    Carmakers will have to provide more realistic fuel economy figures for their new cars as of 2018 thanks to the introduction of a new CO2 laboratory test (WLTP – Worldwide harmonised Light Vehicles Test Procedure). Sustainable transport group Transport & Environment (T&E) welcomes the decision reached last night between member states, the European Commission and the European Parliament.

    The current test (NEDC) is riddled with loopholes that carmakers use to manipulate test rules to produce artificially low official CO2 and fuel economy figures. This has caused the gap between test and real-world performance to grow from 8% to over 40%. The actual fuel efficiency of cars on the road has been stagnating for three years now.

    Greg Archer, clean vehicles director at T&E said: “We congratulate Commissioner Bieńkowska and her team on standing firm against the pressure of some member states that are under the thumb of the car industry. This is a victory for drivers who will get more realistic fuel efficiency information to help them choose better cars.”

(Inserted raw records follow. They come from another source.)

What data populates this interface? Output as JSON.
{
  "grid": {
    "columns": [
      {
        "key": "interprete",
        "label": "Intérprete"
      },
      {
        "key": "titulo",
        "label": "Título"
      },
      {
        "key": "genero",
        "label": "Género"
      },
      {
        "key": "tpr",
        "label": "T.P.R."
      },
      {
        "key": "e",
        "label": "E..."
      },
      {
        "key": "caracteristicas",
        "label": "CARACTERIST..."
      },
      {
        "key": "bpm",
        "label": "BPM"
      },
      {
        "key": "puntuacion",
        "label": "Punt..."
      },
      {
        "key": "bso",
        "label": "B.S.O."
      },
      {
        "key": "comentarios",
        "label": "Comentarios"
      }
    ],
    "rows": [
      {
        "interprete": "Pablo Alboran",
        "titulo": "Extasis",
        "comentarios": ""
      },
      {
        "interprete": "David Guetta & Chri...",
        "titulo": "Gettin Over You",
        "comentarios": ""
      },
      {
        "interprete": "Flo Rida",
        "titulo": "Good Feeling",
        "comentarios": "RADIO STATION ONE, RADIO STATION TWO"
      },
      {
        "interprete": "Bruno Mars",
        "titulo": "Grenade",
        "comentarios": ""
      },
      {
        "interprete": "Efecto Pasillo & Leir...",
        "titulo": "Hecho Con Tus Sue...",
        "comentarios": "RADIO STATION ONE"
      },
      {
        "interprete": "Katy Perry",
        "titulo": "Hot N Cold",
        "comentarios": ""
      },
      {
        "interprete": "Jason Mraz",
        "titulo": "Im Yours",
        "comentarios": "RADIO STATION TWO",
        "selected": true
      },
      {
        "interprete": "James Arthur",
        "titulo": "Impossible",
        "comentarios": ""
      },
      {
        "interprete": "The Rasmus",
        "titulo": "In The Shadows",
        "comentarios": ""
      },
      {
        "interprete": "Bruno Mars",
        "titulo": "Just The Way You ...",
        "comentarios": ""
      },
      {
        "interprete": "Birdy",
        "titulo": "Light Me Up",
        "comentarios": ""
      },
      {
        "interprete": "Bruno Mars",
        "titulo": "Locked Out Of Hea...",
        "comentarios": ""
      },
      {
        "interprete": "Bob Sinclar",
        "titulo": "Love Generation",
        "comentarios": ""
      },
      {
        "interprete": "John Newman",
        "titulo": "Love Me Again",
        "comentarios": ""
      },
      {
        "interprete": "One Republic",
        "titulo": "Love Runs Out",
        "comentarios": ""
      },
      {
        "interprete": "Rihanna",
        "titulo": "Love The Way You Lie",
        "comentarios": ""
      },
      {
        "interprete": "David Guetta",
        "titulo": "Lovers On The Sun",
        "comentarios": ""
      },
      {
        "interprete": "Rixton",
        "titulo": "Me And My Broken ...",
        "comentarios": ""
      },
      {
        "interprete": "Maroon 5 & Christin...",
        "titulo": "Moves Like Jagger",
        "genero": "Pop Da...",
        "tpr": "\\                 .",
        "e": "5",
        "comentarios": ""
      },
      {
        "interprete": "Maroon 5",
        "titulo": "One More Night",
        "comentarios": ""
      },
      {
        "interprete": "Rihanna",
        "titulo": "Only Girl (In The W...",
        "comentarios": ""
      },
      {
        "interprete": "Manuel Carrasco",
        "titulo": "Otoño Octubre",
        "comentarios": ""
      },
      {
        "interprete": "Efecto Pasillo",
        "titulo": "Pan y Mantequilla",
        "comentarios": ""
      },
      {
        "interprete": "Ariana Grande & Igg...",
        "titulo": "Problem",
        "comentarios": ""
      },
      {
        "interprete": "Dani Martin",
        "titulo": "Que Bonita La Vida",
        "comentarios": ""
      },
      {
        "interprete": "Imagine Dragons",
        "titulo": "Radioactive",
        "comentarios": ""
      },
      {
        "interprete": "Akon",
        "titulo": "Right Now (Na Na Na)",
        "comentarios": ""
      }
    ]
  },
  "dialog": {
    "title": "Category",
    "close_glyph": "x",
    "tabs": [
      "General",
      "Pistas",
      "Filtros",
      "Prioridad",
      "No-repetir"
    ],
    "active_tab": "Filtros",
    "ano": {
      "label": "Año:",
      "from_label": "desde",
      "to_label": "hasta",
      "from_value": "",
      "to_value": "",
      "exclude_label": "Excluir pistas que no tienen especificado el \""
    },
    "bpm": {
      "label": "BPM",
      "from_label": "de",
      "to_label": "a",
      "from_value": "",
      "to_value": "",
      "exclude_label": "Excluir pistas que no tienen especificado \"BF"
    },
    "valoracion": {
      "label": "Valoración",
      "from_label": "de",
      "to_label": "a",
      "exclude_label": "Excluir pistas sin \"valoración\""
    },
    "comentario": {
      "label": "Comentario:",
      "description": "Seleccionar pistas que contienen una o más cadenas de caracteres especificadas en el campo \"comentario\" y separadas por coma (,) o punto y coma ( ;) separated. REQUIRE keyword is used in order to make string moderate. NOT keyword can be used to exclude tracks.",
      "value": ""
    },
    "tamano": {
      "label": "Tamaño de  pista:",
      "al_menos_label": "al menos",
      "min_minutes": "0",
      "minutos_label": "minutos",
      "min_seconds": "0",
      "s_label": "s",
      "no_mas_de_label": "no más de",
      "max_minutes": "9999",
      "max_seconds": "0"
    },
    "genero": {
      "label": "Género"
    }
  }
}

    T&E stresses that although the new WLTP test is a good step forward, it is still a standard laboratory test executed under set conditions and hence prone to new forms of vehicle ‘optimisation’ – by 2025 the gap is expected to be over 30%. Therefore it is necessary to complement lab testing with random, spot checks on the road.  

    “Step by step, Europe is beginning to rebuild its discredited system for testing and approving cars. In October, car-producing countries led by Germany succumbed to carmakers’ pressure and forced through weak emission rules for diesel cars. Yesterday they saw sense and stuck to the agreed timetable. We need similar sense to prevail on future votes to ensure car approval is rigorous, independent and based on road tests,” Greg Archer concluded.

    Member states and the Parliament are currently negotiating a proposal for reviewing the system of approving new cars for sale in the EU. The European Commission is preparing a proposal for post-2020 CO2 standards for new cars, which is expected to be made in the first quarter of 2017.